Check it Out: Will Fits.me Fit Me?
Last time I was shopping at Nordstrom's, I was a little annoyed by the assistance I received from the personnel.
I was in the fitting room, getting ready to try on a sweater and a pair of jeans, when I heard a knock on the door. The salesperson asked if I wanted any help or needed any of the items I had in different sizes. I know the salesperson was just trying to do her job and help me out, but when I have no clothes on isn't the time to ask me if I need anything.
Now comes a solution that might better fit me: virtual fitting rooms.

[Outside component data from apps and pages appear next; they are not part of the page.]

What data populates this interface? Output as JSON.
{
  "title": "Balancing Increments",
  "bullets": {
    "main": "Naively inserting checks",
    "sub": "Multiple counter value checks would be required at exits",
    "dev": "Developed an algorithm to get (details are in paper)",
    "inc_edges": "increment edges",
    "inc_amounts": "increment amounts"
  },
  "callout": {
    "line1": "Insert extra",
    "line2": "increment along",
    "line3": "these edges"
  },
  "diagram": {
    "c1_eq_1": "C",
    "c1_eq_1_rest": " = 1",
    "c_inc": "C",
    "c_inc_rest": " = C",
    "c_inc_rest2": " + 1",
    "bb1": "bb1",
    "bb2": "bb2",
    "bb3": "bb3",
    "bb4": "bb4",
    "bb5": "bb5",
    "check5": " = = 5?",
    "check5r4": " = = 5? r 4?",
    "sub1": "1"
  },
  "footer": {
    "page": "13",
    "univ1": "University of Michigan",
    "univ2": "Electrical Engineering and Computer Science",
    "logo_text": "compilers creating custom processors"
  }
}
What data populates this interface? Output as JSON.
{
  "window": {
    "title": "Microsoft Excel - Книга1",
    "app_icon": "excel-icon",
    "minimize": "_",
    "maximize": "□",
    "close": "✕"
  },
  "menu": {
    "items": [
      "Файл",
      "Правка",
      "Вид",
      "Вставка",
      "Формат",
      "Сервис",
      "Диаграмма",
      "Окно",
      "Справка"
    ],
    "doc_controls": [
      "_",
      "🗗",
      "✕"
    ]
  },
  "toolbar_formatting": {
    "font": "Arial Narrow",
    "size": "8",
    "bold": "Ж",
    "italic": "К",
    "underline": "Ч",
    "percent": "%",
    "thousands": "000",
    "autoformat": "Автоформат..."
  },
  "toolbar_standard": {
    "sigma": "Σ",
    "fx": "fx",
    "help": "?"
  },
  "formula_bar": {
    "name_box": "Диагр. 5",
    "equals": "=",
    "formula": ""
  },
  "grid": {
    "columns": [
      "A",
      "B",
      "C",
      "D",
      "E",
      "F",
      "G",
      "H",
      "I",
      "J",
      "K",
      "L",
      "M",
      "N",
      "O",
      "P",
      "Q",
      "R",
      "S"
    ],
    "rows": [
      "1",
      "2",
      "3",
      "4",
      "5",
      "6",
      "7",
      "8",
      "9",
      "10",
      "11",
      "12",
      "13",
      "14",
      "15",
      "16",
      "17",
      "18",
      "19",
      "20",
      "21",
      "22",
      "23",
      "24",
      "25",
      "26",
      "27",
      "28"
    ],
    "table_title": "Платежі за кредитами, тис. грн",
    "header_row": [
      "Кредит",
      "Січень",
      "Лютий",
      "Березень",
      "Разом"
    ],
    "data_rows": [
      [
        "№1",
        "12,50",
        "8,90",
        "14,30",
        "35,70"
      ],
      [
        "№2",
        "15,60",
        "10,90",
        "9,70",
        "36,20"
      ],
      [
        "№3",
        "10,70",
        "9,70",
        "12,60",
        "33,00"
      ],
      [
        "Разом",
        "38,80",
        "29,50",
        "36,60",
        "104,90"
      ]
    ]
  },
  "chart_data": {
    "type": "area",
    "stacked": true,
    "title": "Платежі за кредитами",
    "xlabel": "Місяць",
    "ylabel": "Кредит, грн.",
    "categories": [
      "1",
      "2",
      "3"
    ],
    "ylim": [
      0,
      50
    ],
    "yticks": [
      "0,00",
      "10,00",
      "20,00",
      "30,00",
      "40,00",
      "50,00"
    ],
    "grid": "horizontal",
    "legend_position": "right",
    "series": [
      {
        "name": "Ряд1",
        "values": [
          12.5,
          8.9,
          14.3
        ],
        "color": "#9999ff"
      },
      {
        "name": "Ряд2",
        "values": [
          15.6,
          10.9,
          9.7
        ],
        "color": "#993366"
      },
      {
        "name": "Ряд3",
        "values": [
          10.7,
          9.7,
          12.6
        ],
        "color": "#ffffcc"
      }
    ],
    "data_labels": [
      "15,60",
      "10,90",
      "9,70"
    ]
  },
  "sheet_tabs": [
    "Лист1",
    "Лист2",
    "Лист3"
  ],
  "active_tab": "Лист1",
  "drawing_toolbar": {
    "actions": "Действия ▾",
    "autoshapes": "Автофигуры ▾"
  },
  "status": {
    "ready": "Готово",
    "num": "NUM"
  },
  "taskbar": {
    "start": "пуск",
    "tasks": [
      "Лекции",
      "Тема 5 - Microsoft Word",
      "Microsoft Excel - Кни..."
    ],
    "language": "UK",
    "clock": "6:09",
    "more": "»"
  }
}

Fits.me is a virtual fitting room for online clothing retailers. Fits.me is different from other virtual fitting rooms in that it doesn't require a webcam. All it needs is your measurements. Don't know your measurements? Fits.me provides you with a downloadable paper measuring tape you can print out and use. Also, Fits.me offers a revolutionary breakthrough in the virtual fitting room field, something the other virtual fitting rooms don't offer: a moving mannequin that adjusts to your precise shape and size. Tobi's version, for example, which is used by Fashionista, requires users to wave their hands to to get the options they want. What's more, users can only see the item they're trying on from a few angles, which they then need to reimpose themselves on. With Fits.me, you can see the item from every angle, and it may be a little easier to click than waving your arms to choose your options.
With Fits.me you can also see how tight or loose an item might be, or if the sleeves need to be longer, and so on. You might not be able to see your own face in the garment like you can with Tobi's version, but you'll have a better feel for how the item will fit because it's based on your actual size.
Returns are a big issue for any retailer, and virtual fitting rooms are likely to decrease returns. In fact, Quelle, an online retailer in Germany, did a trial run with Fits.me and saw its returns decrease by 28 percent — on top of the increase it saw in sales. Retailers that use virtual fitting rooms will most likely see their return rates improve during the upcoming holiday season as well. With measurements in hand, for example, Mom can pick out a shirt for you and know it fits. (Chances are, Mom knows your measurements.) One thing you still can't measure with a virtual fitting room, unfortunately, is good taste. Or the quality of the material being purchased. I bought a bathing suit online last September, and it fit me fine without using a virtual fitting room. The lining, however, wasn't what I expected. Differences in product materials and other details like that can and probably will be overlooked with virtual fitting rooms.
The other problem with Fits.me is that it's still relatively new. I was at the National Retail Federation's BIG Show in January, and I saw quite a few companies touting augmented reality tools. The buzz was that while virtual fitting rooms are a great idea, they aren't yet ready for mass adoption. And that's kind of true. Fits.me currently has only one version of its product, and it's targeted to men (a women's version is being tested). I have a suspicious feeling that mostly women will be using a service like this.
There are still a lot of kinks to work out with virtual fitting rooms in general. Having exact measurements, for example, doesn't necessarily mean a perfect fit. But it does equal a better one. Hey, once the kinks in virtual fitting rooms get worked out, I may never be bothered in a real fitting room ever again!